Enter Norwegian Cruise Line (NCL) who will offer legal weddings at sea, performed by the ships captain beginning in the fall of 2015. For an added price which includes the services of a wedding planner and cake among other ceremonial trappings, couples can be wed. The line is also offering ceremonies before the cruise beginning and at select ports of call. One can also enjoy a strictly symbolic ceremony which has no legal standing. The marriage licenses for weddings at sea will be from the Bahamas and are recognized as legal in the United States.
The 65,000 person island of Tobago, half of the Republic of Trinidad and Tobago, sent a delegation to Washington D.C. this spring to seeking information as they begin work toward a dedicated cruise facility. Tobago is located deep in the southern Caribbean and is actually outside of the traditional hurricane belt. Far smaller than Trinidad, Tobago looks to tap into the cruise trade more deeply but faces constraints due to aging and limited facilities.
The 1.2 million combined residents enjoy one of the most modern nations in the Caribbean. Independent since 1962 when the British ceded control to their acquisition from the Spanish in 1802, Trinidad and Tobago are stunning islands whose wealth is often surprising to visitors. Beyond tourism the islands are profiting greatly from oil and agricultural exports such as sugar. The republic residents rate as the third wealthiest individually behind the U.S. and Canada with a GDP over $21,000 per capita.

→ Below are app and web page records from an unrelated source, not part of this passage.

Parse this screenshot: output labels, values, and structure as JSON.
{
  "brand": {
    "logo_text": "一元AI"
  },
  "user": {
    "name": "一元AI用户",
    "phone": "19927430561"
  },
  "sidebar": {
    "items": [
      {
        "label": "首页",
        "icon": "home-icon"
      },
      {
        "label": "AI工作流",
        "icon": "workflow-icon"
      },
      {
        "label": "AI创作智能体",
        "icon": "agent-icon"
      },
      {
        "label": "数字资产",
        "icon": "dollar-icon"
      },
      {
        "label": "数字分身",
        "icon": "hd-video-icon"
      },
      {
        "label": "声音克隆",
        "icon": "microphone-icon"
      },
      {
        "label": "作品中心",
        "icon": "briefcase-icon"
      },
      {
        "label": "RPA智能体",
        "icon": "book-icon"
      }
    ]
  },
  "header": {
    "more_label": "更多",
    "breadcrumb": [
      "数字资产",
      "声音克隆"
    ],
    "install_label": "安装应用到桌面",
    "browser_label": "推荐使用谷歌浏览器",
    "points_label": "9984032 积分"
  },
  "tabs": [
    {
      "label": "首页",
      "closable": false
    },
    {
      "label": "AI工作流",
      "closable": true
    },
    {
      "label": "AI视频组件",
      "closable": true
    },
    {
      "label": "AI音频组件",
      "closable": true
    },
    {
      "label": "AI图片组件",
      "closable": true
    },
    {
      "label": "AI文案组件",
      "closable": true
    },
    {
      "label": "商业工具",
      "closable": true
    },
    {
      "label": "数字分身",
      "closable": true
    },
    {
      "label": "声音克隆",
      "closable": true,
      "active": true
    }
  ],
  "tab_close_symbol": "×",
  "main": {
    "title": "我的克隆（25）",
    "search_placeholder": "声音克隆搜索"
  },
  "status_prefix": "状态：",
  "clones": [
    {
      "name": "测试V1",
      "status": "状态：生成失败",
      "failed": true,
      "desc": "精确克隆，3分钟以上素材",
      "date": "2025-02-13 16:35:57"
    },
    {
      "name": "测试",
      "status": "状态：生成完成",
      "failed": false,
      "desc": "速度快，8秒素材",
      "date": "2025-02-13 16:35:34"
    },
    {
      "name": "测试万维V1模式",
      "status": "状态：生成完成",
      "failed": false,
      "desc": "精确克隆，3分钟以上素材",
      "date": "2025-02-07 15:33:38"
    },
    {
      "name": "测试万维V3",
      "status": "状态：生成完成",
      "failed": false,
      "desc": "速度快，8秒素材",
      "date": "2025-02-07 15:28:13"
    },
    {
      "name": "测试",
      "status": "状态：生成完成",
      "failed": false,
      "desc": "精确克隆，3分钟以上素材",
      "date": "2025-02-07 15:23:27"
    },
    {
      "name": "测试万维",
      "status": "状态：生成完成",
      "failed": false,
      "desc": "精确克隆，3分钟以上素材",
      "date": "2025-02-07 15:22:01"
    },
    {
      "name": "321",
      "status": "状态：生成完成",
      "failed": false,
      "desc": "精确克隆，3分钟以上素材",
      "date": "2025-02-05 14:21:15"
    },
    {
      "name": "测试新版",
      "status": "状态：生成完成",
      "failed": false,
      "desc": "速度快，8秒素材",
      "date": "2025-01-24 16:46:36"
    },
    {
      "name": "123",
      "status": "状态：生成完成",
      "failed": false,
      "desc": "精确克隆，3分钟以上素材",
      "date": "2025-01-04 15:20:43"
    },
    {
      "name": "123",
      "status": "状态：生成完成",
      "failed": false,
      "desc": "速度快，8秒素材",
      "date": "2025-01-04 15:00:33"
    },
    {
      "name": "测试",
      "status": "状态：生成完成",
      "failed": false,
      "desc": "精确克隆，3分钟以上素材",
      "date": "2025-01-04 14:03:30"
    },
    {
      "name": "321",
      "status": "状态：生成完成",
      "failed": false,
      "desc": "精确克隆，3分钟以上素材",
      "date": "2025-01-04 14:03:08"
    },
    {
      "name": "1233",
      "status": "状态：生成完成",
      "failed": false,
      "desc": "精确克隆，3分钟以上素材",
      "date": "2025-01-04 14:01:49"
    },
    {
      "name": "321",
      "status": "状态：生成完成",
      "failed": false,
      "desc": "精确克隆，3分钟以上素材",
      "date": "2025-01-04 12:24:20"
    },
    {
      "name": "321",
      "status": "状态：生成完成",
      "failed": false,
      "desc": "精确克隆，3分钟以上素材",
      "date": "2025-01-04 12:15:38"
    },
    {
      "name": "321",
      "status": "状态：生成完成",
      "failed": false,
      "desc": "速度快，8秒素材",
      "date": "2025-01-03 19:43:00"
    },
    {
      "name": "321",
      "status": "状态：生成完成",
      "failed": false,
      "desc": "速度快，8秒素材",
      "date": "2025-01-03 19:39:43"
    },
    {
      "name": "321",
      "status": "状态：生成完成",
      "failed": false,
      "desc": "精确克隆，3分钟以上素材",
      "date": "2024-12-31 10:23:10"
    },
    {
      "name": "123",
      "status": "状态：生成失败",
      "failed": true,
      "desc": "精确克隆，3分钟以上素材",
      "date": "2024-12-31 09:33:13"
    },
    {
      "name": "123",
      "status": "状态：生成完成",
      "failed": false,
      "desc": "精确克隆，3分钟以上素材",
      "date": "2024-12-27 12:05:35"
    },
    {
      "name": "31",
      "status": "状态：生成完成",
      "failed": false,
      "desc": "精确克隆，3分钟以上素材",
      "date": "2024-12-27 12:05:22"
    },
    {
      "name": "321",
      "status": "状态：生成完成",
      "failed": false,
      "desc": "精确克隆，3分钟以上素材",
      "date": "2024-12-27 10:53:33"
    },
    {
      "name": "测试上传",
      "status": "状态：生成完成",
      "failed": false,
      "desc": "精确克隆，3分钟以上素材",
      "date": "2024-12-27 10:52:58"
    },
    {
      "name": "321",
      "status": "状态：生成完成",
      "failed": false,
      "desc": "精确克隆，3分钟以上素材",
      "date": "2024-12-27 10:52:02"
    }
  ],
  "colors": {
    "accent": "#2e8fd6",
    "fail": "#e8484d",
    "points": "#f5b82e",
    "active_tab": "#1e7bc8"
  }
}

The Germans and Italians will be whipping up far more than kraut and pasta as Carnival’s nine ship order starts into motion at the Meyer Werft and Fincantieri yards. The lot of ships, including a rare, little detailed new design for Carnival are due to start coming online between 2019 and 2022. The new tonnage will replace at least seven older ships leaving service during the next three years. The newer ships will be larger than those they likely replace, leading to higher efficiency in operating costs and will likewise boast the latest features not possible on their predecessors. The dip in overall capacity should also aid in stiffening prices in the traditional Caribbean market while the new ships will command a higher per diem when they come online. What comes of the retire cruise ships is unknown. While it is likely some will find service in other lines the age and size of the most likely candidates would suggest the scrap yard for at least a few.